We know that poverty, substance abuse, criminal behavior, and victimization have a generational quality; if a child is born and raised in that environment, we can predict, with a fair certainty, what the outcome will be: another lost generation. But a recent narration caught and held my attention only because I already knew the spoiler.
“Wow… what a mess…!”
This boy was born into a single parent family and they moved constantly. He did eventually get a dad, but not his biological father. But all children need a father – even if he’s not related, so this boy took what he could get.
His mom seemed stuck in a spiral of poor decisions and codependency on whatever seemed to work at the time. By the time this kid was 16 years old, he had no direction, no purpose, and nothing positive in his life that he could model. There was and never had been anything that offered a hint of something bigger than him. But then the most bizarre thing happened: he had to pick up his mom from some place. Even though he didn’t have a driver’s license, he drove the car anyway. And when he showed up high, his mom, in a rare moment of mental clarity, took extreme offense at his behavior and life style, and she let him have it in a way that only a mother can get away with.

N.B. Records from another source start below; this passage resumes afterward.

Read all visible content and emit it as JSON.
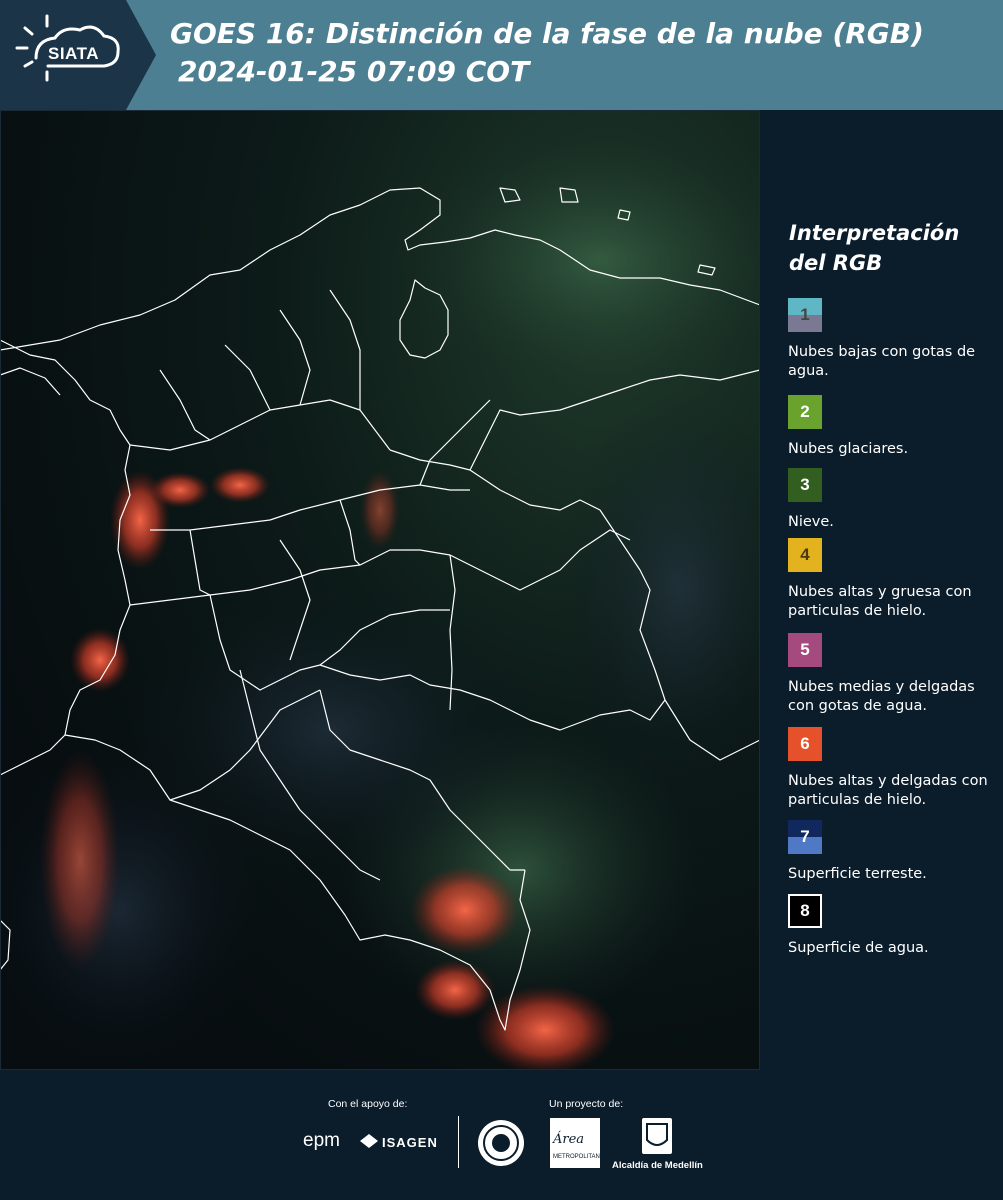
{
  "header": {
    "logo_text": "SIATA",
    "title": "GOES 16: Distinción de la fase de la nube (RGB)",
    "subtitle": "2024-01-25 07:09 COT"
  },
  "legend": {
    "title": "Interpretación del RGB",
    "items": [
      {
        "num": "1",
        "label": "Nubes bajas con gotas de agua.",
        "colors": [
          "#5fb7c6",
          "#7a7892"
        ]
      },
      {
        "num": "2",
        "label": "Nubes glaciares.",
        "color": "#6aa22e"
      },
      {
        "num": "3",
        "label": "Nieve.",
        "color": "#325f1f"
      },
      {
        "num": "4",
        "label": "Nubes altas y gruesa con particulas de hielo.",
        "color": "#e2b21f"
      },
      {
        "num": "5",
        "label": "Nubes medias y delgadas con gotas de agua.",
        "color": "#a44a7e"
      },
      {
        "num": "6",
        "label": "Nubes altas y delgadas con particulas de hielo.",
        "color": "#e5512a"
      },
      {
        "num": "7",
        "label": "Superficie terreste.",
        "colors": [
          "#10285e",
          "#4f79c5"
        ]
      },
      {
        "num": "8",
        "label": "Superficie de agua.",
        "color": "#000000"
      }
    ]
  },
  "footer": {
    "support_label": "Con el apoyo de:",
    "project_label": "Un proyecto de:",
    "epm_text": "epm",
    "isagen_text": "ISAGEN",
    "area_text": "Área",
    "area_sub": "METROPOLITANA",
    "alcaldia_text": "Alcaldía de Medellín"
  }
}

“You are not going to end up the way I am! And you are not going to end up the way everyone else is either!”
His reaction was predictable and logical, “Who are you to tell me what to do? What gives you the right to hold me to a higher standard than you hold yourself?”
So at this point, we can predict this kid’s future, right?
Another lost generation – but what chance did he have anyway? We can’t blame him for the way his life will turn out, can we? Well, at least not until he’s an adult, then he will enter criminal justice system… and then out of sight will be out of mind…. wow… what a mess…
Rebellion, cynicism and hopelessness are hard to break – especially in a 16-year-old kid who was growing up without even an awareness of a moral compass, but his mom was determined to get him out of town and far away from the toxic environment that was his only point of reference in his life.
The after of the before
He had an uncle in another city about 100 miles away. This uncle lived a very different life and was able to offer stability and a way out, so he was sent to live with his uncle. For the first time ever, this young man discovered that chaos and hopelessness didn’t have to be the normal. There was another way to live, a way to get out and break the generational cycle.
His uncle was a Christian, and he showed his nephew this way out. This was an offer freely given. But he and only he would have to accept it and, once accepted, would have to allow the terms of the offer to change his life. So he accepted Christ as his Savior. He found the power of the Holy Spirit to be the most intense, life affirming experience ever. The unconditional acceptance was overwhelming. He was all in and has never looked back.
Those of you who know Arek O’Connell, Hillside’s youth director, recognize this is Arek’s story. Arek’s testimony is the most amazing story I’ve ever heard. His life is so different than my 57-year history of being born and raised in a two-parent, Christian home protected by the friendly confines of Cutlerville.
Most – perhaps all – of the youth at Hillside share the same life experience as me. My lifetime of a day-to-day Christian is a blessing and serves me well, but it doesn’t lend itself to the intense, passionate, white-hot flame that is Arek’s commitment to living a life driven by the jet fuel only the Holy Spirit provides.
Not that I’m jealous of Arek’s life, but I do envy his passion for his Christian life. In contrast, my Christian life is a lifetime of conforming to the familiar, and I have no before and after; but Arek is the after of the before. I need to hear a story like his from time to time to remind me to take my life off auto-pilot and pursue the Holy Spirit with Arek’s drive.
I asked Arek what he wants his maximum impact on our youth to be. “I want them to realize that compared to me, they already have a huge head start. They already have the tools to change the world; they just need to use them. I want them to know West Michigan is not the normal. In a couple years, clothes, looks, and popularity will no longer matter.”
Most of the world is the before; they just need someone to show them how to become the after. That should be everyone’s impact, not just Hillside’s youth.
by Bob VerBurg
Now we have this treasure in jars of clay to show that this surpassingly
great power is from God and not from us. II Corinthians 4:7